Our Second Graders are busy doing this particular kind of work – putting their stamp on The Fay School’s history, while simultaneously reading, researching, writing informational texts, exploring animal science, and creating through art and technology. In partnership with The Houston Zoo’s “Mascots for Wildlife Program,” our Fay Second Graders have evolved into animal experts through a Project Based Learning unit, as they address the driving question: What actions can we take to save our animal neighbors?
Project Based Learning
Project Based Learning (PBL) is Driving questions are meant to be complex, aimed towards solving a problem or investigating an authentic topic. Using the Driving Question, students brainstorm a list of “Need to Knows,” or things they must learn about to address the challenge presented.
In designing robust PBL units, teachers can integrate multiple subjects, making connections to a project throughout the school day. When the curriculum is integrated, students develop a deeper understanding of the content and recognize the learning purpose. According to Buck Institute For Education, the seven essential project design elements of “Gold Standard PBL” are: a challenging problem or question, sustained inquiry, authenticity, student voice and choice, reflection, critique and revision, and a public product. Not only is PBL a powerful tool for teaching academic content, but it has been shown to improve 21st century learning goals such as critical thinking, problem-solving skills, and collaboration. Compared to a traditional method of “doing a project,” a PBL classroom is marked by lively discussion and higher-order thinking. The teacher acts as a guide, following where the project, and student interests, lead.
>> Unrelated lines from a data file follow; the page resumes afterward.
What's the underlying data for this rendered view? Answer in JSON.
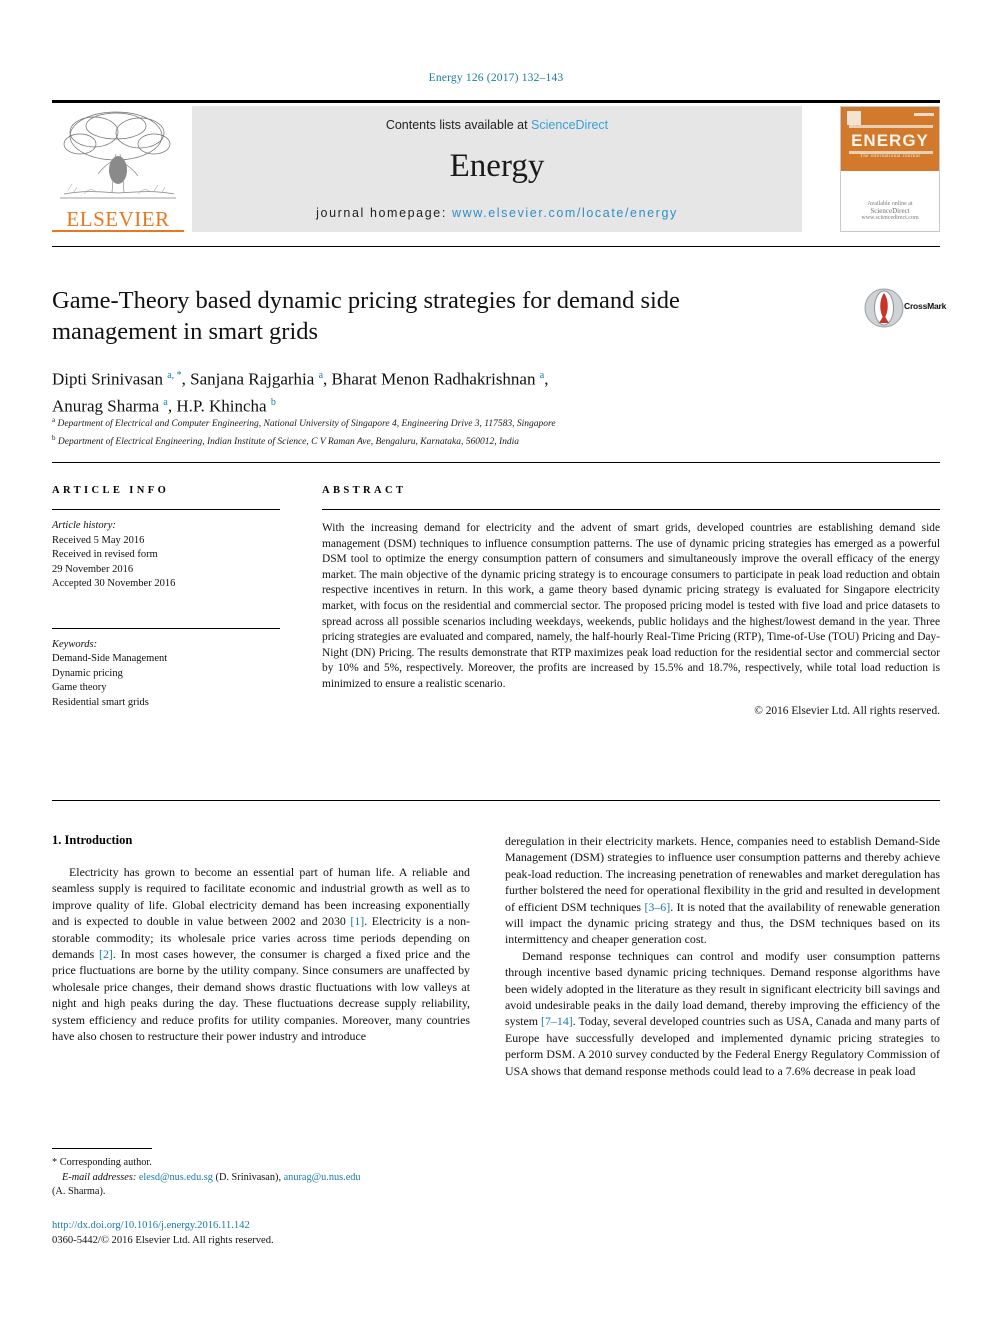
{
  "running_head": "Energy 126 (2017) 132–143",
  "masthead": {
    "contents_prefix": "Contents lists available at ",
    "sciencedirect": "ScienceDirect",
    "journal_name": "Energy",
    "homepage_prefix": "journal homepage: ",
    "homepage_url": "www.elsevier.com/locate/energy",
    "publisher_wordmark": "ELSEVIER",
    "cover": {
      "title": "ENERGY",
      "subtitle": "The international Journal",
      "footer_prefix": "Available online at",
      "footer_brand": "ScienceDirect",
      "footer_url": "www.sciencedirect.com"
    }
  },
  "article": {
    "title": "Game-Theory based dynamic pricing strategies for demand side management in smart grids",
    "crossmark_label": "CrossMark",
    "authors_line1_a": "Dipti Srinivasan ",
    "authors_line1_sup_a": "a, *",
    "authors_line1_b": ", Sanjana Rajgarhia ",
    "authors_line1_sup_b": "a",
    "authors_line1_c": ", Bharat Menon Radhakrishnan ",
    "authors_line1_sup_c": "a",
    "authors_line1_d": ",",
    "authors_line2_a": "Anurag Sharma ",
    "authors_line2_sup_a": "a",
    "authors_line2_b": ", H.P. Khincha ",
    "authors_line2_sup_b": "b",
    "affiliation_a_marker": "a",
    "affiliation_a": " Department of Electrical and Computer Engineering, National University of Singapore 4, Engineering Drive 3, 117583, Singapore",
    "affiliation_b_marker": "b",
    "affiliation_b": " Department of Electrical Engineering, Indian Institute of Science, C V Raman Ave, Bengaluru, Karnataka, 560012, India"
  },
  "article_info": {
    "heading": "ARTICLE INFO",
    "history_label": "Article history:",
    "history_lines": [
      "Received 5 May 2016",
      "Received in revised form",
      "29 November 2016",
      "Accepted 30 November 2016"
    ],
    "keywords_label": "Keywords:",
    "keywords": [
      "Demand-Side Management",
      "Dynamic pricing",
      "Game theory",
      "Residential smart grids"
    ]
  },
  "abstract": {
    "heading": "ABSTRACT",
    "text": "With the increasing demand for electricity and the advent of smart grids, developed countries are establishing demand side management (DSM) techniques to influence consumption patterns. The use of dynamic pricing strategies has emerged as a powerful DSM tool to optimize the energy consumption pattern of consumers and simultaneously improve the overall efficacy of the energy market. The main objective of the dynamic pricing strategy is to encourage consumers to participate in peak load reduction and obtain respective incentives in return. In this work, a game theory based dynamic pricing strategy is evaluated for Singapore electricity market, with focus on the residential and commercial sector. The proposed pricing model is tested with five load and price datasets to spread across all possible scenarios including weekdays, weekends, public holidays and the highest/lowest demand in the year. Three pricing strategies are evaluated and compared, namely, the half-hourly Real-Time Pricing (RTP), Time-of-Use (TOU) Pricing and Day-Night (DN) Pricing. The results demonstrate that RTP maximizes peak load reduction for the residential sector and commercial sector by 10% and 5%, respectively. Moreover, the profits are increased by 15.5% and 18.7%, respectively, while total load reduction is minimized to ensure a realistic scenario.",
    "copyright": "© 2016 Elsevier Ltd. All rights reserved."
  },
  "body": {
    "section_number_title": "1. Introduction",
    "left_p1_a": "Electricity has grown to become an essential part of human life. A reliable and seamless supply is required to facilitate economic and industrial growth as well as to improve quality of life. Global electricity demand has been increasing exponentially and is expected to double in value between 2002 and 2030 ",
    "left_p1_ref1": "[1]",
    "left_p1_b": ". Electricity is a non-storable commodity; its wholesale price varies across time periods depending on demands ",
    "left_p1_ref2": "[2]",
    "left_p1_c": ". In most cases however, the consumer is charged a fixed price and the price fluctuations are borne by the utility company. Since consumers are unaffected by wholesale price changes, their demand shows drastic fluctuations with low valleys at night and high peaks during the day. These fluctuations decrease supply reliability, system efficiency and reduce profits for utility companies. Moreover, many countries have also chosen to restructure their power industry and introduce",
    "right_p1_a": "deregulation in their electricity markets. Hence, companies need to establish Demand-Side Management (DSM) strategies to influence user consumption patterns and thereby achieve peak-load reduction. The increasing penetration of renewables and market deregulation has further bolstered the need for operational flexibility in the grid and resulted in development of efficient DSM techniques ",
    "right_p1_ref": "[3–6]",
    "right_p1_b": ". It is noted that the availability of renewable generation will impact the dynamic pricing strategy and thus, the DSM techniques based on its intermittency and cheaper generation cost.",
    "right_p2_a": "Demand response techniques can control and modify user consumption patterns through incentive based dynamic pricing techniques. Demand response algorithms have been widely adopted in the literature as they result in significant electricity bill savings and avoid undesirable peaks in the daily load demand, thereby improving the efficiency of the system ",
    "right_p2_ref": "[7–14]",
    "right_p2_b": ". Today, several developed countries such as USA, Canada and many parts of Europe have successfully developed and implemented dynamic pricing strategies to perform DSM. A 2010 survey conducted by the Federal Energy Regulatory Commission of USA shows that demand response methods could lead to a 7.6% decrease in peak load"
  },
  "footer": {
    "corresponding_marker": "*",
    "corresponding_label": " Corresponding author.",
    "email_label": "E-mail addresses:",
    "email1": "elesd@nus.edu.sg",
    "email1_owner": " (D. Srinivasan), ",
    "email2": "anurag@u.nus.edu",
    "email2_owner": "(A. Sharma).",
    "doi": "http://dx.doi.org/10.1016/j.energy.2016.11.142",
    "issn_line": "0360-5442/© 2016 Elsevier Ltd. All rights reserved."
  },
  "colors": {
    "link": "#1a7aa8",
    "elsevier_orange": "#E87722",
    "masthead_bg": "#e6e6e6",
    "cover_orange": "#d2792c",
    "crossmark_red": "#c8352a"
  }
}
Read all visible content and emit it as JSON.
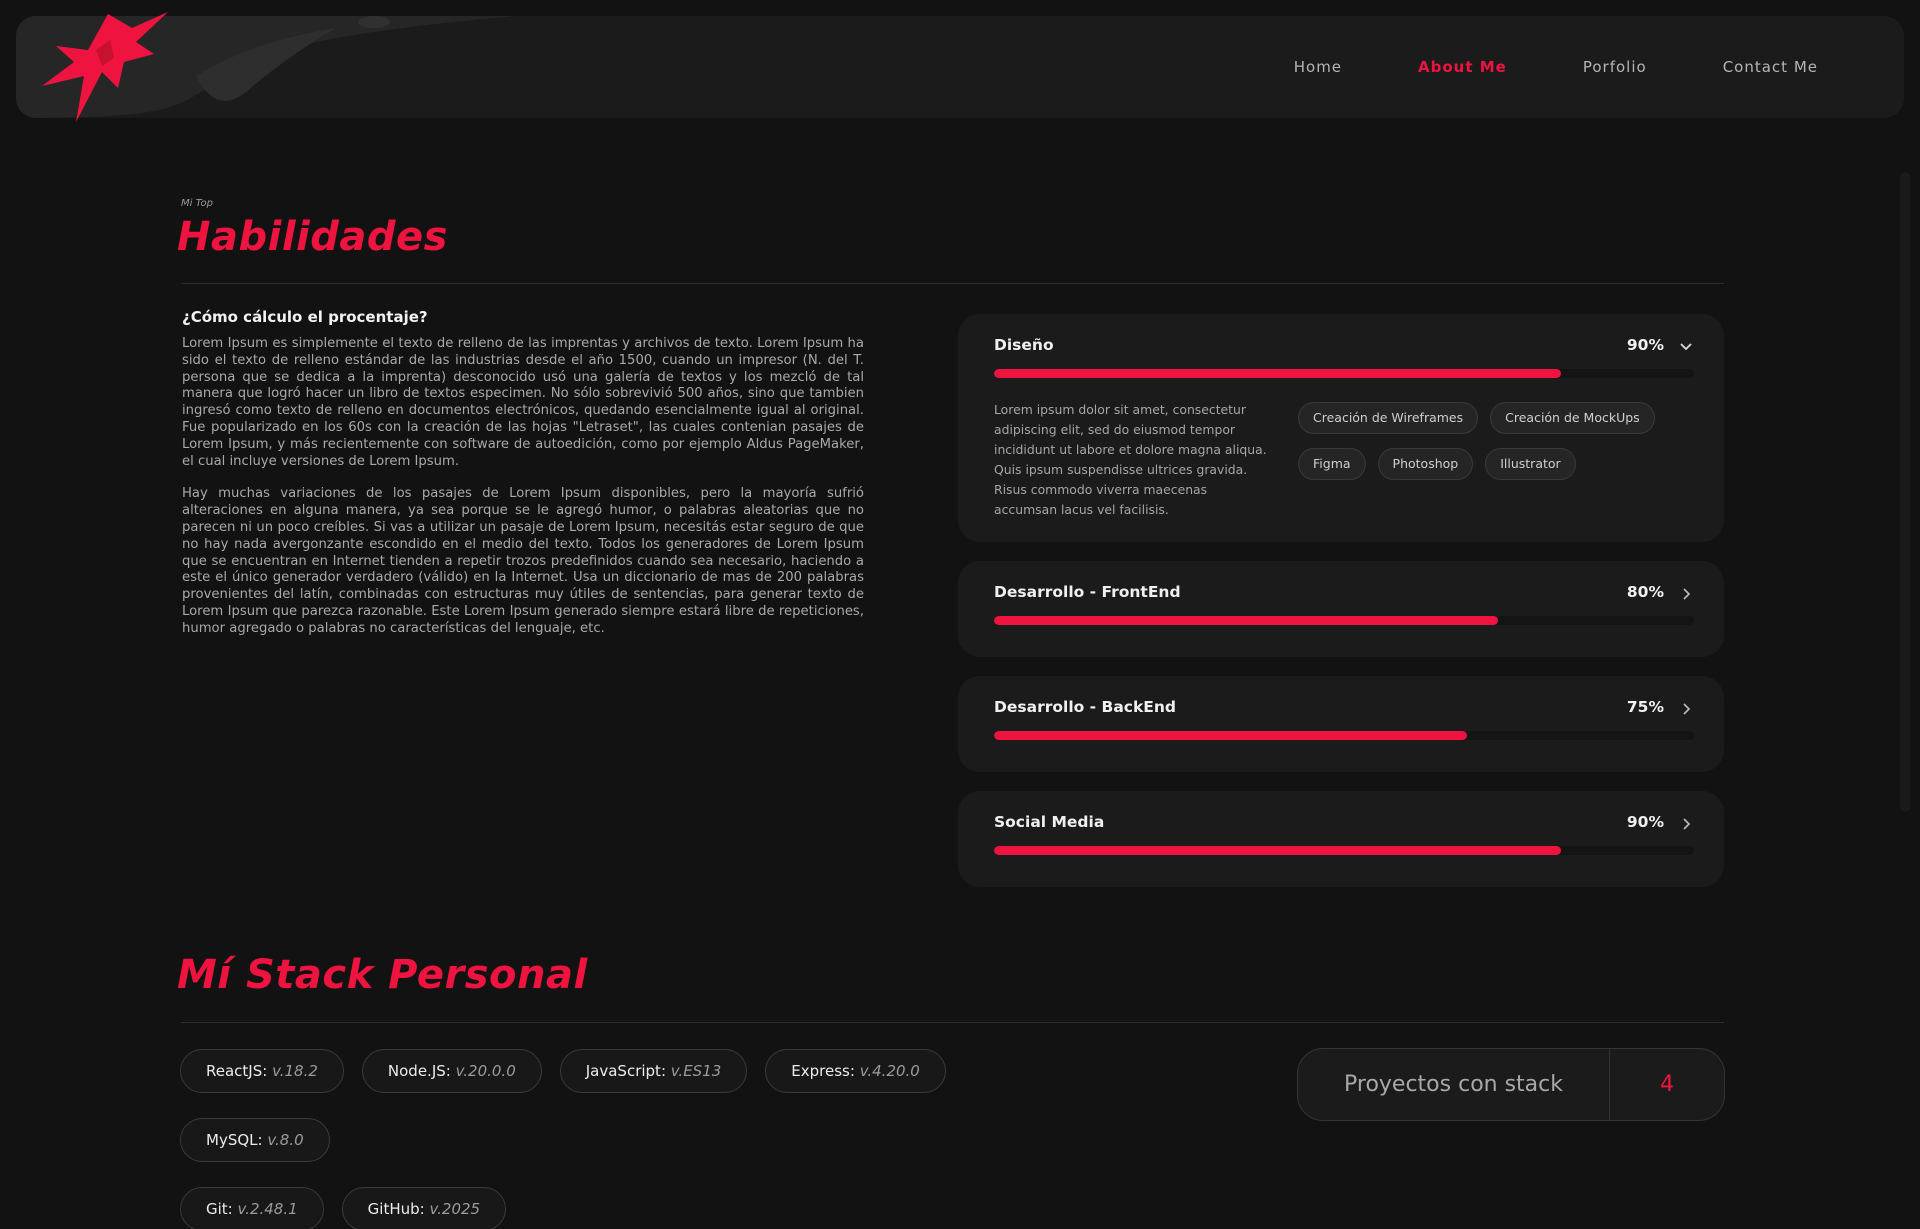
{
  "colors": {
    "accent": "#ef1440",
    "background": "#121212",
    "card": "#1b1b1b"
  },
  "nav": {
    "logo_icon": "spiky-star-logo",
    "links": [
      {
        "label": "Home",
        "active": false
      },
      {
        "label": "About Me",
        "active": true
      },
      {
        "label": "Porfolio",
        "active": false
      },
      {
        "label": "Contact Me",
        "active": false
      }
    ]
  },
  "skills_section": {
    "eyebrow": "Mi Top",
    "title": "Habilidades",
    "question": "¿Cómo cálculo el procentaje?",
    "paragraphs": [
      "Lorem Ipsum es simplemente el texto de relleno de las imprentas y archivos de texto. Lorem Ipsum ha sido el texto de relleno estándar de las industrias desde el año 1500, cuando un impresor (N. del T. persona que se dedica a la imprenta) desconocido usó una galería de textos y los mezcló de tal manera que logró hacer un libro de textos especimen. No sólo sobrevivió 500 años, sino que tambien ingresó como texto de relleno en documentos electrónicos, quedando esencialmente igual al original. Fue popularizado en los 60s con la creación de las hojas \"Letraset\", las cuales contenian pasajes de Lorem Ipsum, y más recientemente con software de autoedición, como por ejemplo Aldus PageMaker, el cual incluye versiones de Lorem Ipsum.",
      "Hay muchas variaciones de los pasajes de Lorem Ipsum disponibles, pero la mayoría sufrió alteraciones en alguna manera, ya sea porque se le agregó humor, o palabras aleatorias que no parecen ni un poco creíbles. Si vas a utilizar un pasaje de Lorem Ipsum, necesitás estar seguro de que no hay nada avergonzante escondido en el medio del texto. Todos los generadores de Lorem Ipsum que se encuentran en Internet tienden a repetir trozos predefinidos cuando sea necesario, haciendo a este el único generador verdadero (válido) en la Internet. Usa un diccionario de mas de 200 palabras provenientes del latín, combinadas con estructuras muy útiles de sentencias, para generar texto de Lorem Ipsum que parezca razonable. Este Lorem Ipsum generado siempre estará libre de repeticiones, humor agregado o palabras no características del lenguaje, etc."
    ],
    "skills": [
      {
        "name": "Diseño",
        "percent_label": "90%",
        "percent": 90,
        "expanded": true,
        "icon": "chevron-down-icon",
        "description": "Lorem ipsum dolor sit amet, consectetur adipiscing elit, sed do eiusmod tempor incididunt ut labore et dolore magna aliqua. Quis ipsum suspendisse ultrices gravida. Risus commodo viverra maecenas accumsan lacus vel facilisis.",
        "tags": [
          "Creación de Wireframes",
          "Creación de MockUps",
          "Figma",
          "Photoshop",
          "Illustrator"
        ]
      },
      {
        "name": "Desarrollo - FrontEnd",
        "percent_label": "80%",
        "percent": 80,
        "expanded": false,
        "icon": "chevron-right-icon"
      },
      {
        "name": "Desarrollo - BackEnd",
        "percent_label": "75%",
        "percent": 75,
        "expanded": false,
        "icon": "chevron-right-icon"
      },
      {
        "name": "Social Media",
        "percent_label": "90%",
        "percent": 90,
        "expanded": false,
        "icon": "chevron-right-icon"
      }
    ]
  },
  "stack_section": {
    "title": "Mí Stack Personal",
    "items": [
      {
        "name": "ReactJS:",
        "version": "v.18.2"
      },
      {
        "name": "Node.JS:",
        "version": "v.20.0.0"
      },
      {
        "name": "JavaScript:",
        "version": "v.ES13"
      },
      {
        "name": "Express:",
        "version": "v.4.20.0"
      },
      {
        "name": "MySQL:",
        "version": "v.8.0"
      },
      {
        "name": "Git:",
        "version": "v.2.48.1"
      },
      {
        "name": "GitHub:",
        "version": "v.2025"
      }
    ],
    "projects_label": "Proyectos con stack",
    "projects_count": "4"
  }
}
To launch this project, Second Graders chose a Texas-native species they were interested in investigating. Then, classes were presented with the driving question: What actions can we take to save our animal neighbors? Collectively, students brainstormed a list of “Need to Know” questions, including What kind of habitat do these animals live in? What do the animals spend their time doing? What do they eat? These questions directed the reading and research to follow. Students were thrilled when specialists at the Houston Zoo met with them via Zoom to share fun facts, answer questions, and discuss the amazing animals in our backyard.
Weaving Reading Workshop into the project, teachers equipped students with nonfiction reading skills, such as using text features to locate key facts and information. Students practiced these skills with books about their selected animals. In Writing Workshop, students began by writing informational texts about topics they know a lot about – Pokémon, Halloween, hip hop, etc. With this foundation, they progressed to writing about their animals as experts, using all the information they had learned. Students acquired scientific vocabulary related to wildlife conservation and brainstormed ideas to support these animals in the wild.
With the use of a stop motion animation program in STEAM class, students are directing and publishing their own video clips starring these native animals.
Help Us Decide
An essential element of Project Based Learning is a public product. Providing students with an audience makes a project authentic and allows students to showcase their creativity. With this project, the Fay community is our audience, as you will have the opportunity to help us select a school mascot!
Once Second Graders have voted to narrow down the choices, we will need your help in making the final decision. Stay tuned to cast your vote! What will Fay’s mascot be?!
About the authors: Alex Cammarota (Learning Specialist) and Melissa Sherman (Principal) have only worked together for two years, but in addition to their love of learning at The Fay School, they share an alma mater- Vanderbilt University! Alex and Melissa lived in Nashville at the same time for seven years. Little did they know they were teaching/learning across the street from one another for most of that time, both frequenting Peabody classrooms, Jeni’s ice cream, and even having a student in common!